What needs to be done —
In the data that follows, determine how many lines contain the word "icon", and give only that number.

Recorded information —
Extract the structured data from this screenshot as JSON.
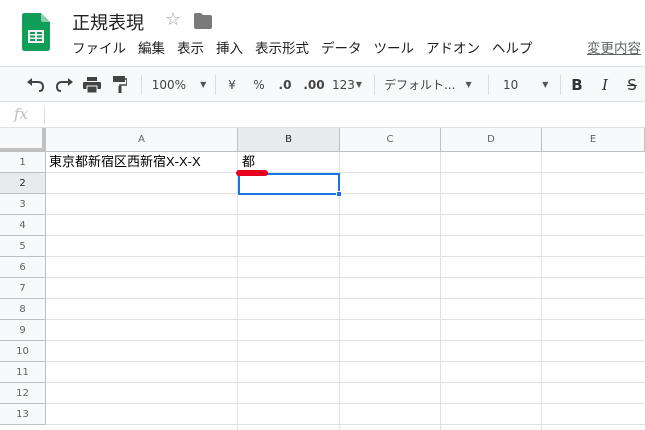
{
  "doc": {
    "title": "正規表現",
    "star_icon": "star-icon",
    "folder_icon": "folder-icon"
  },
  "menu": {
    "items": [
      "ファイル",
      "編集",
      "表示",
      "挿入",
      "表示形式",
      "データ",
      "ツール",
      "アドオン",
      "ヘルプ"
    ],
    "last_edit_link": "変更内容"
  },
  "toolbar": {
    "undo_icon": "undo-icon",
    "redo_icon": "redo-icon",
    "print_icon": "print-icon",
    "paint_format_icon": "paint-format-icon",
    "zoom": "100%",
    "currency": "¥",
    "percent": "%",
    "decrease_decimal": ".0",
    "increase_decimal": ".00",
    "more_formats": "123",
    "font": "デフォルト...",
    "font_size": "10",
    "bold": "B",
    "italic": "I",
    "strikethrough": "S"
  },
  "formula_bar": {
    "fx_label": "fx",
    "value": ""
  },
  "sheet": {
    "columns": [
      "A",
      "B",
      "C",
      "D",
      "E"
    ],
    "rows": [
      "1",
      "2",
      "3",
      "4",
      "5",
      "6",
      "7",
      "8",
      "9",
      "10",
      "11",
      "12",
      "13"
    ],
    "cells": {
      "A1": "東京都新宿区西新宿X-X-X",
      "B1": "都"
    },
    "selected_cell": "B2"
  },
  "colors": {
    "selection": "#1a73e8",
    "annotation": "#e8001c",
    "sheets_green": "#0f9d58"
  }
}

Solved exercise —
6